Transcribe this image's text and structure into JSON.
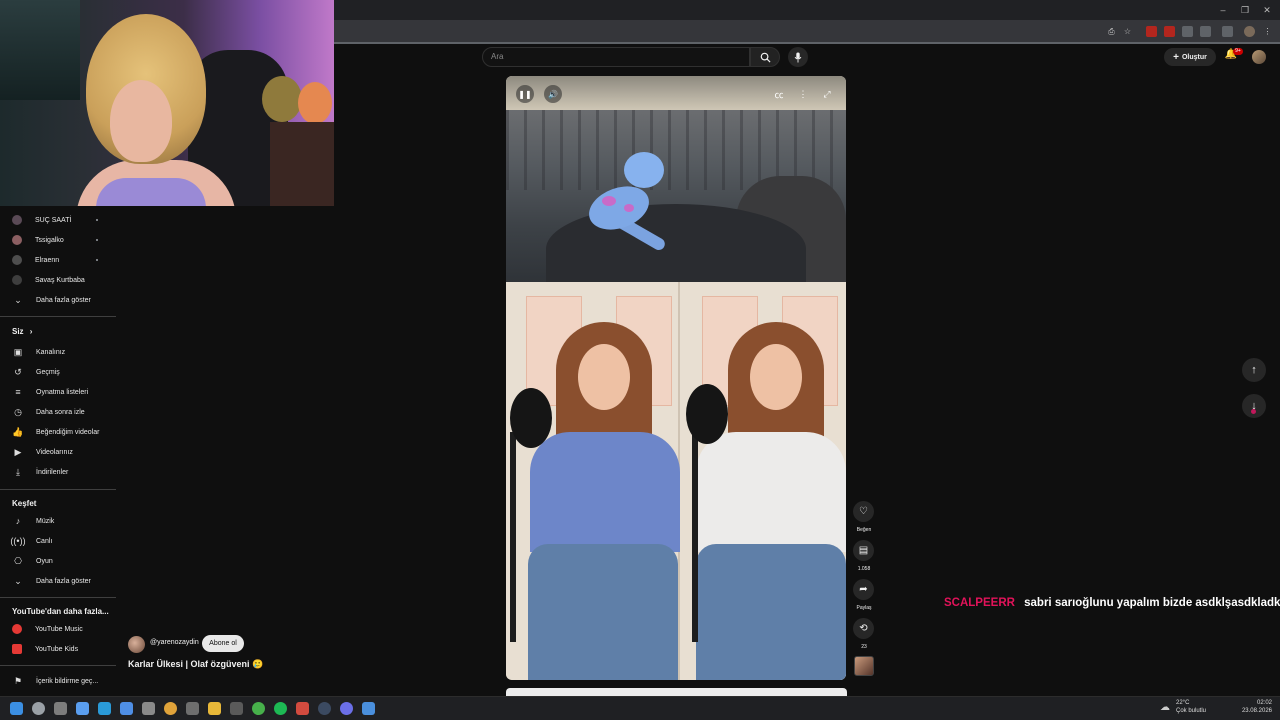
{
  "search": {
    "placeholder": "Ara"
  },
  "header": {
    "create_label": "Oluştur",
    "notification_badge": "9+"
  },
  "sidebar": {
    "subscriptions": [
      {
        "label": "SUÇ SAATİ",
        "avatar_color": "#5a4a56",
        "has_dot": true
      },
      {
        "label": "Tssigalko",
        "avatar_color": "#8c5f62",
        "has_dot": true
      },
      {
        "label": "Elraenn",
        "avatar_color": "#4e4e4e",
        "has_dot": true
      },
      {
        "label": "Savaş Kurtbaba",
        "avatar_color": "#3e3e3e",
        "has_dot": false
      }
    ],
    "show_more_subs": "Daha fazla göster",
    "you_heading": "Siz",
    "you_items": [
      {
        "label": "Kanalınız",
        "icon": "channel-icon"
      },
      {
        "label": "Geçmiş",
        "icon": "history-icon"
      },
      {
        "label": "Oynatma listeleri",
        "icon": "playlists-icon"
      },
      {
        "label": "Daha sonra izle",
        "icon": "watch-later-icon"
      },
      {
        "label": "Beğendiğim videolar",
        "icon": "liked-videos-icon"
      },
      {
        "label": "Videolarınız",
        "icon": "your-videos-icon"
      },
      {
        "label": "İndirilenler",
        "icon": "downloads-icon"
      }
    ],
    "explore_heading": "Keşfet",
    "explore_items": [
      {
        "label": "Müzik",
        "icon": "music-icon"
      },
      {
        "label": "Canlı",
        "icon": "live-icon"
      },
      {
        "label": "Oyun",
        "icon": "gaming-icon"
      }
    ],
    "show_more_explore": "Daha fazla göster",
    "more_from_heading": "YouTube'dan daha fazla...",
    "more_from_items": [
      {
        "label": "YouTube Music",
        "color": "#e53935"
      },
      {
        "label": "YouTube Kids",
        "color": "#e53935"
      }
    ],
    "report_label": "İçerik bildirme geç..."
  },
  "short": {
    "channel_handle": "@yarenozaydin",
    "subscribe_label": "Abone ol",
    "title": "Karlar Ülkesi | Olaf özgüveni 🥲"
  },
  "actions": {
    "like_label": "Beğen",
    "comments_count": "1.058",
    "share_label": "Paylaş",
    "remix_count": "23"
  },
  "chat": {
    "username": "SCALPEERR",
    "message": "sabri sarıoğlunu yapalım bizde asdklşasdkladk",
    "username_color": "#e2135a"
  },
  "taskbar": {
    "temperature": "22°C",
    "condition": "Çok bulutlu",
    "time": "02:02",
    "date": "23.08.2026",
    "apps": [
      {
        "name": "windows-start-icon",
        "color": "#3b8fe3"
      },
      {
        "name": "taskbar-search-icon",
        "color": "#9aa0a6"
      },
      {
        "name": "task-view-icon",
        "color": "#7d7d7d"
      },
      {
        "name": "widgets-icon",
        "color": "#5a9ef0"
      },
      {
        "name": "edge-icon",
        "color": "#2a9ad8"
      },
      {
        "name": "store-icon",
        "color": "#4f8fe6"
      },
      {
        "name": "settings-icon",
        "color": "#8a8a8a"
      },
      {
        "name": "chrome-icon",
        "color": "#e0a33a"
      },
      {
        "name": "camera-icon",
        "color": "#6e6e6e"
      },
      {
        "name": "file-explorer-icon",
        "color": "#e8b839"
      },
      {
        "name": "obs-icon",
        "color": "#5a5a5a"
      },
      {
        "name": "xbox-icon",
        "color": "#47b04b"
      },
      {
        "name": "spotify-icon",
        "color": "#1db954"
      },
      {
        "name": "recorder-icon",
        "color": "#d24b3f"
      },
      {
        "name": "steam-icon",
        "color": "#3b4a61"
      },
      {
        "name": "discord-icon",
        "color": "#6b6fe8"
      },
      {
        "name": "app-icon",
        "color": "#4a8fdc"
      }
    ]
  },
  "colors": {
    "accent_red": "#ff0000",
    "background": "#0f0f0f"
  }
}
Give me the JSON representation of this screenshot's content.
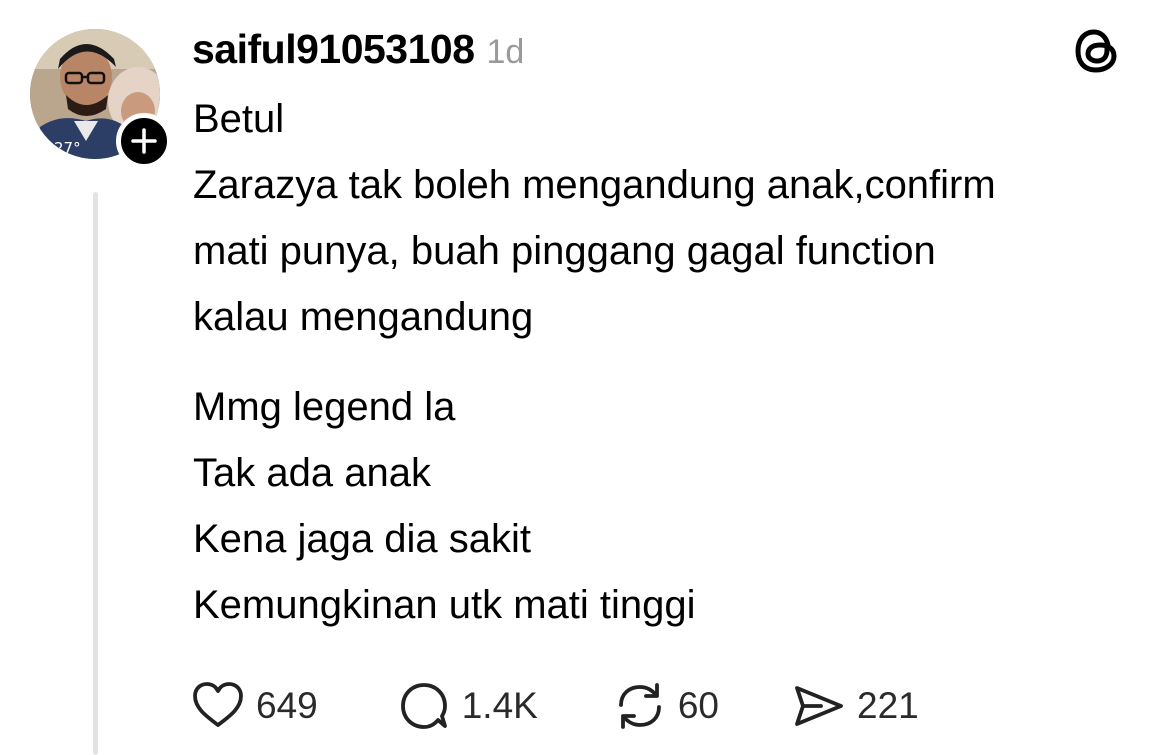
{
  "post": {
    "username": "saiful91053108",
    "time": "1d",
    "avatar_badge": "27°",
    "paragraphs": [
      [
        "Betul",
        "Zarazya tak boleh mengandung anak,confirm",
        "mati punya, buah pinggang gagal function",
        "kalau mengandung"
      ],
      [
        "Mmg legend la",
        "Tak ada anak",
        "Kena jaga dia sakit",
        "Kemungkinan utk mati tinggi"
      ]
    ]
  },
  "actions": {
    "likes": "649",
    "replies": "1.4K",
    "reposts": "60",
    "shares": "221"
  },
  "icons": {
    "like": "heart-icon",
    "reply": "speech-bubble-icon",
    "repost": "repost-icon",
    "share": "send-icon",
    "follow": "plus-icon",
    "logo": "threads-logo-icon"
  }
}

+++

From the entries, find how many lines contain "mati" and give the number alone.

2